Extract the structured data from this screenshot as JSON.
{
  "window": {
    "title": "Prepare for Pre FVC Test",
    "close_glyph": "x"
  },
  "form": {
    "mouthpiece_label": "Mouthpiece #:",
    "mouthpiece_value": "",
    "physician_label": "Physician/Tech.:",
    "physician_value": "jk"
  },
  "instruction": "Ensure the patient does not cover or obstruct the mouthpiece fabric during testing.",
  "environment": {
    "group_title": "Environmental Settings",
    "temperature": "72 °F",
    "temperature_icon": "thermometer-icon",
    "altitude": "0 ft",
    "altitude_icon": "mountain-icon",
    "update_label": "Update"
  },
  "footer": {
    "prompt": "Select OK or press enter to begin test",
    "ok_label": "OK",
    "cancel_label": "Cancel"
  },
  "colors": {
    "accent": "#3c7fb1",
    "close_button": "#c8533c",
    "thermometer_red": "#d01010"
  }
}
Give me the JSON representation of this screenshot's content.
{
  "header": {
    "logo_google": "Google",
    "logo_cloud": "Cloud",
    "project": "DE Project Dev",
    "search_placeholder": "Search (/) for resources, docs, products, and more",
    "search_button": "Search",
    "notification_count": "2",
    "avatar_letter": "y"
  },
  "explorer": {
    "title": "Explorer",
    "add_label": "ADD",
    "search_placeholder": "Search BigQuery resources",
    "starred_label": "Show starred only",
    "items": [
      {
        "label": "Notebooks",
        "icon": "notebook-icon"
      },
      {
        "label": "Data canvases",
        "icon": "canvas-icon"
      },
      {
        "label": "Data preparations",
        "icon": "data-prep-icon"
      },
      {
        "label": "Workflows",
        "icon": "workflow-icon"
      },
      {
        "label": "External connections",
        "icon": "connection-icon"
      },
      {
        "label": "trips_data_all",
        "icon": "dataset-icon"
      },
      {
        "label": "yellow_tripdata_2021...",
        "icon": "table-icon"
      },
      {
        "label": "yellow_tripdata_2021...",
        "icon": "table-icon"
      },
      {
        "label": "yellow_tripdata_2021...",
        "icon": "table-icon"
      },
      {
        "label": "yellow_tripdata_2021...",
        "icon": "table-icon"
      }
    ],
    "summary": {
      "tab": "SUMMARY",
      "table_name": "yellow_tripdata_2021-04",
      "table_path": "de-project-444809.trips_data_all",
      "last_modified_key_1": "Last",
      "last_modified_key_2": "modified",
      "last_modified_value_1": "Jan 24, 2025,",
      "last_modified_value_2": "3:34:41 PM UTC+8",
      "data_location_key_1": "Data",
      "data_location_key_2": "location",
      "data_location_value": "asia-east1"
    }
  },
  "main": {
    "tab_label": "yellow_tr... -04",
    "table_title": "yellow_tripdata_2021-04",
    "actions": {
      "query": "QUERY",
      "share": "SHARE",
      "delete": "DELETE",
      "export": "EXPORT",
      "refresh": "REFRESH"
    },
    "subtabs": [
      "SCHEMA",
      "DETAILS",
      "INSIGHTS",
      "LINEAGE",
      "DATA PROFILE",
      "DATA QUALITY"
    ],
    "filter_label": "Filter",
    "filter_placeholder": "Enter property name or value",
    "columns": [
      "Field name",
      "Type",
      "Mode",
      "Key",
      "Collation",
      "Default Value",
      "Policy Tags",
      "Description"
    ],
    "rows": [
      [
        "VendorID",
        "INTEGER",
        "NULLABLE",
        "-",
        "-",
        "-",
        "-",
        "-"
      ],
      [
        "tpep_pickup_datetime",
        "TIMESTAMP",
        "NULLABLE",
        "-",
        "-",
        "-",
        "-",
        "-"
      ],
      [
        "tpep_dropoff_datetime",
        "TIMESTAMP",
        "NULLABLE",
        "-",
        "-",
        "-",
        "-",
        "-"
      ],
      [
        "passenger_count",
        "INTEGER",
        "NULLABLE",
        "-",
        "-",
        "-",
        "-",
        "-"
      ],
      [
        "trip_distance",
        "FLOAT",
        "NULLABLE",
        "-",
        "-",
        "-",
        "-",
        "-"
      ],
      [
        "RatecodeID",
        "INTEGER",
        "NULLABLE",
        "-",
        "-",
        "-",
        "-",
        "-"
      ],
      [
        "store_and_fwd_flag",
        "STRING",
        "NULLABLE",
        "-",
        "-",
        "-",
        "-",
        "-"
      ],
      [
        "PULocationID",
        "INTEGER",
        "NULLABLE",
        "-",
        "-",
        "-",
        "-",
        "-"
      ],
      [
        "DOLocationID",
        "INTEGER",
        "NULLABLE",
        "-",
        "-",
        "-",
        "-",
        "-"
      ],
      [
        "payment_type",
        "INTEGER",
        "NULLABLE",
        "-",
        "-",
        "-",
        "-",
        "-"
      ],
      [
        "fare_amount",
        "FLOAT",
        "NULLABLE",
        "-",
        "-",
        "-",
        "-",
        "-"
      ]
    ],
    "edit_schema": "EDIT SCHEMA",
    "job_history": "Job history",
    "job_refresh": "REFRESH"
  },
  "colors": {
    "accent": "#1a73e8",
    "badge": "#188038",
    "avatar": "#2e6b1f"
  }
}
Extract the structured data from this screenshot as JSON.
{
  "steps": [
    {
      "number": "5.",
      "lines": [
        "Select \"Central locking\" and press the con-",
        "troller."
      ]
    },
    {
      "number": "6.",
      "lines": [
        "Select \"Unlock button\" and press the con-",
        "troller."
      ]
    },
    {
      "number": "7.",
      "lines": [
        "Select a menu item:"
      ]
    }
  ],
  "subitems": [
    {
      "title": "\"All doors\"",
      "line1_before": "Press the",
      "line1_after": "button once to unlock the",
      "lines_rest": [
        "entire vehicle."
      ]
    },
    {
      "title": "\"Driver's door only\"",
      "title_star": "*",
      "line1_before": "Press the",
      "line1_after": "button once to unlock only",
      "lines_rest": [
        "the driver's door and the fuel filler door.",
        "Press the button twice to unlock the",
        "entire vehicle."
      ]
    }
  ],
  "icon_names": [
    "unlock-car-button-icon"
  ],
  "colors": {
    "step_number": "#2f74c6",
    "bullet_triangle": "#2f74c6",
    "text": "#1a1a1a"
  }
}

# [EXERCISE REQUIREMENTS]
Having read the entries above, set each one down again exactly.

# [PROBLEM SOLUTION]
Extract the structured data from this screenshot as JSON.
{
  "window": {
    "title": "Prepare for Pre FVC Test",
    "close_glyph": "x"
  },
  "form": {
    "mouthpiece_label": "Mouthpiece #:",
    "mouthpiece_value": "",
    "physician_label": "Physician/Tech.:",
    "physician_value": "jk"
  },
  "instruction": "Ensure the patient does not cover or obstruct the mouthpiece fabric during testing.",
  "environment": {
    "group_title": "Environmental Settings",
    "temperature": "72 °F",
    "temperature_icon": "thermometer-icon",
    "altitude": "0 ft",
    "altitude_icon": "mountain-icon",
    "update_label": "Update"
  },
  "footer": {
    "prompt": "Select OK or press enter to begin test",
    "ok_label": "OK",
    "cancel_label": "Cancel"
  },
  "colors": {
    "accent": "#3c7fb1",
    "close_button": "#c8533c",
    "thermometer_red": "#d01010"
  }
}
Give me the JSON representation of this screenshot's content.
{
  "header": {
    "logo_google": "Google",
    "logo_cloud": "Cloud",
    "project": "DE Project Dev",
    "search_placeholder": "Search (/) for resources, docs, products, and more",
    "search_button": "Search",
    "notification_count": "2",
    "avatar_letter": "y"
  },
  "explorer": {
    "title": "Explorer",
    "add_label": "ADD",
    "search_placeholder": "Search BigQuery resources",
    "starred_label": "Show starred only",
    "items": [
      {
        "label": "Notebooks",
        "icon": "notebook-icon"
      },
      {
        "label": "Data canvases",
        "icon": "canvas-icon"
      },
      {
        "label": "Data preparations",
        "icon": "data-prep-icon"
      },
      {
        "label": "Workflows",
        "icon": "workflow-icon"
      },
      {
        "label": "External connections",
        "icon": "connection-icon"
      },
      {
        "label": "trips_data_all",
        "icon": "dataset-icon"
      },
      {
        "label": "yellow_tripdata_2021...",
        "icon": "table-icon"
      },
      {
        "label": "yellow_tripdata_2021...",
        "icon": "table-icon"
      },
      {
        "label": "yellow_tripdata_2021...",
        "icon": "table-icon"
      },
      {
        "label": "yellow_tripdata_2021...",
        "icon": "table-icon"
      }
    ],
    "summary": {
      "tab": "SUMMARY",
      "table_name": "yellow_tripdata_2021-04",
      "table_path": "de-project-444809.trips_data_all",
      "last_modified_key_1": "Last",
      "last_modified_key_2": "modified",
      "last_modified_value_1": "Jan 24, 2025,",
      "last_modified_value_2": "3:34:41 PM UTC+8",
      "data_location_key_1": "Data",
      "data_location_key_2": "location",
      "data_location_value": "asia-east1"
    }
  },
  "main": {
    "tab_label": "yellow_tr... -04",
    "table_title": "yellow_tripdata_2021-04",
    "actions": {
      "query": "QUERY",
      "share": "SHARE",
      "delete": "DELETE",
      "export": "EXPORT",
      "refresh": "REFRESH"
    },
    "subtabs": [
      "SCHEMA",
      "DETAILS",
      "INSIGHTS",
      "LINEAGE",
      "DATA PROFILE",
      "DATA QUALITY"
    ],
    "filter_label": "Filter",
    "filter_placeholder": "Enter property name or value",
    "columns": [
      "Field name",
      "Type",
      "Mode",
      "Key",
      "Collation",
      "Default Value",
      "Policy Tags",
      "Description"
    ],
    "rows": [
      [
        "VendorID",
        "INTEGER",
        "NULLABLE",
        "-",
        "-",
        "-",
        "-",
        "-"
      ],
      [
        "tpep_pickup_datetime",
        "TIMESTAMP",
        "NULLABLE",
        "-",
        "-",
        "-",
        "-",
        "-"
      ],
      [
        "tpep_dropoff_datetime",
        "TIMESTAMP",
        "NULLABLE",
        "-",
        "-",
        "-",
        "-",
        "-"
      ],
      [
        "passenger_count",
        "INTEGER",
        "NULLABLE",
        "-",
        "-",
        "-",
        "-",
        "-"
      ],
      [
        "trip_distance",
        "FLOAT",
        "NULLABLE",
        "-",
        "-",
        "-",
        "-",
        "-"
      ],
      [
        "RatecodeID",
        "INTEGER",
        "NULLABLE",
        "-",
        "-",
        "-",
        "-",
        "-"
      ],
      [
        "store_and_fwd_flag",
        "STRING",
        "NULLABLE",
        "-",
        "-",
        "-",
        "-",
        "-"
      ],
      [
        "PULocationID",
        "INTEGER",
        "NULLABLE",
        "-",
        "-",
        "-",
        "-",
        "-"
      ],
      [
        "DOLocationID",
        "INTEGER",
        "NULLABLE",
        "-",
        "-",
        "-",
        "-",
        "-"
      ],
      [
        "payment_type",
        "INTEGER",
        "NULLABLE",
        "-",
        "-",
        "-",
        "-",
        "-"
      ],
      [
        "fare_amount",
        "FLOAT",
        "NULLABLE",
        "-",
        "-",
        "-",
        "-",
        "-"
      ]
    ],
    "edit_schema": "EDIT SCHEMA",
    "job_history": "Job history",
    "job_refresh": "REFRESH"
  },
  "colors": {
    "accent": "#1a73e8",
    "badge": "#188038",
    "avatar": "#2e6b1f"
  }
}
Extract the structured data from this screenshot as JSON.
{
  "steps": [
    {
      "number": "5.",
      "lines": [
        "Select \"Central locking\" and press the con-",
        "troller."
      ]
    },
    {
      "number": "6.",
      "lines": [
        "Select \"Unlock button\" and press the con-",
        "troller."
      ]
    },
    {
      "number": "7.",
      "lines": [
        "Select a menu item:"
      ]
    }
  ],
  "subitems": [
    {
      "title": "\"All doors\"",
      "line1_before": "Press the",
      "line1_after": "button once to unlock the",
      "lines_rest": [
        "entire vehicle."
      ]
    },
    {
      "title": "\"Driver's door only\"",
      "title_star": "*",
      "line1_before": "Press the",
      "line1_after": "button once to unlock only",
      "lines_rest": [
        "the driver's door and the fuel filler door.",
        "Press the button twice to unlock the",
        "entire vehicle."
      ]
    }
  ],
  "icon_names": [
    "unlock-car-button-icon"
  ],
  "colors": {
    "step_number": "#2f74c6",
    "bullet_triangle": "#2f74c6",
    "text": "#1a1a1a"
  }
}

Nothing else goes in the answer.